BEGIN
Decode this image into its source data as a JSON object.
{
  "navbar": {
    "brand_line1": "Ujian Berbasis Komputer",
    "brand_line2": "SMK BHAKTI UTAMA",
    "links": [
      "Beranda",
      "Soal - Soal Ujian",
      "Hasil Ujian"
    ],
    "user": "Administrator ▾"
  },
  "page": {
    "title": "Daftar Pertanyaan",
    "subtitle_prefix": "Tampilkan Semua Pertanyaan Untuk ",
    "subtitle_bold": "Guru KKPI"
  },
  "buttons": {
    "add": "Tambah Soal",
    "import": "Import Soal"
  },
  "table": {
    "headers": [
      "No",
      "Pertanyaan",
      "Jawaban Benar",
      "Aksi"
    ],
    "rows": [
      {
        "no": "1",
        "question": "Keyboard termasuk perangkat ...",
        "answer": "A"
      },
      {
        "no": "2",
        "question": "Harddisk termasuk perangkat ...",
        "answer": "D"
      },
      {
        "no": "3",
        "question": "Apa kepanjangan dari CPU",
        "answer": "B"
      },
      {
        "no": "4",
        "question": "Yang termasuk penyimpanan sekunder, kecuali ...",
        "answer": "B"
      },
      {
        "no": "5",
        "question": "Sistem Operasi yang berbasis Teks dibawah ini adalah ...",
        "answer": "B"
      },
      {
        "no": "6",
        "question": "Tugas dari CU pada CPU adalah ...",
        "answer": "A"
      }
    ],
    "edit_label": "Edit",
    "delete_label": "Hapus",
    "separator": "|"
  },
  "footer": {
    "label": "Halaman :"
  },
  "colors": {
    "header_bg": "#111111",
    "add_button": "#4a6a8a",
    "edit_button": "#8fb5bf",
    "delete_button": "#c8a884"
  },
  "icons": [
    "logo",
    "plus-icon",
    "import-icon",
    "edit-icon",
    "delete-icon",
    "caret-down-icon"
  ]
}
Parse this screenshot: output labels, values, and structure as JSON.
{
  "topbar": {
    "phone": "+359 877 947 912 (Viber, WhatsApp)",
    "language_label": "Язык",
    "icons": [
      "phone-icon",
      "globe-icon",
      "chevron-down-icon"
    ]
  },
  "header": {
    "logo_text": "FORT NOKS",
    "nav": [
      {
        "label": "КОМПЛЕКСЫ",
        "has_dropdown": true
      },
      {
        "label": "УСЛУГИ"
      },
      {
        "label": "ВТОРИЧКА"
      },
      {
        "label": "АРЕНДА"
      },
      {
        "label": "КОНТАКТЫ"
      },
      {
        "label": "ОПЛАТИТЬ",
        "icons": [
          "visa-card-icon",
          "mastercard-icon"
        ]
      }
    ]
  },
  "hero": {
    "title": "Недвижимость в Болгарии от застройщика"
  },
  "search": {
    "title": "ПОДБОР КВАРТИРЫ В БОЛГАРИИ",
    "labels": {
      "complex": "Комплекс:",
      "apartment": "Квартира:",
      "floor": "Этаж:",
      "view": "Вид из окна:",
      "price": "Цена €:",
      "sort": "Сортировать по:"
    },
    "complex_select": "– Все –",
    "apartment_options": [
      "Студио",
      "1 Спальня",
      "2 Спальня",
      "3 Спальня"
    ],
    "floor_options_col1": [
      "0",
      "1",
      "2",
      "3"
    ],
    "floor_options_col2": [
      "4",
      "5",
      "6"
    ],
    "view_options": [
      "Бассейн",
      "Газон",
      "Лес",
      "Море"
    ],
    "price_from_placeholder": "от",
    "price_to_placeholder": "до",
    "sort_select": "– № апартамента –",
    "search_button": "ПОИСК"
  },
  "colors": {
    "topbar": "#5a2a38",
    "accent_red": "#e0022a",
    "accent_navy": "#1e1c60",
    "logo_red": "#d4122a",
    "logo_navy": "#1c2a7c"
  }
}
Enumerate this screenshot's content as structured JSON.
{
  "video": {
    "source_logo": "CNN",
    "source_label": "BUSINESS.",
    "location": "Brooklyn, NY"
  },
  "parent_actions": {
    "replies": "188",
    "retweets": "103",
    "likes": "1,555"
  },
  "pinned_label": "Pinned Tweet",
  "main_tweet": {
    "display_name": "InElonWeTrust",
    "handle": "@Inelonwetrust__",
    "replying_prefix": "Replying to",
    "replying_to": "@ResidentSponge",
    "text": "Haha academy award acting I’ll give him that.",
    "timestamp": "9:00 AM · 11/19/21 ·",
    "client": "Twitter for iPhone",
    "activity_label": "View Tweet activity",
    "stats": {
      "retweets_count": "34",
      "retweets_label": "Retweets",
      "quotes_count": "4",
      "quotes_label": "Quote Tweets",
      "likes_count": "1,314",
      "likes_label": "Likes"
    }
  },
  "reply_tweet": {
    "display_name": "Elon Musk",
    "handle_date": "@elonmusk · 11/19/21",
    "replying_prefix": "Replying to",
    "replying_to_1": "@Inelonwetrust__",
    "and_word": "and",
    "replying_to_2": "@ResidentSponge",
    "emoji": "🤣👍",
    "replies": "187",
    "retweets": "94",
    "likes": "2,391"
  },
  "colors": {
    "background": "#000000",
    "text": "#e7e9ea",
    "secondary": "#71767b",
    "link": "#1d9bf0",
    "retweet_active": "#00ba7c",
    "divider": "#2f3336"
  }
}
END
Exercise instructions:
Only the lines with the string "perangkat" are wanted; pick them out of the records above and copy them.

Task answer:
        "question": "Keyboard termasuk perangkat ...",
        "question": "Harddisk termasuk perangkat ...",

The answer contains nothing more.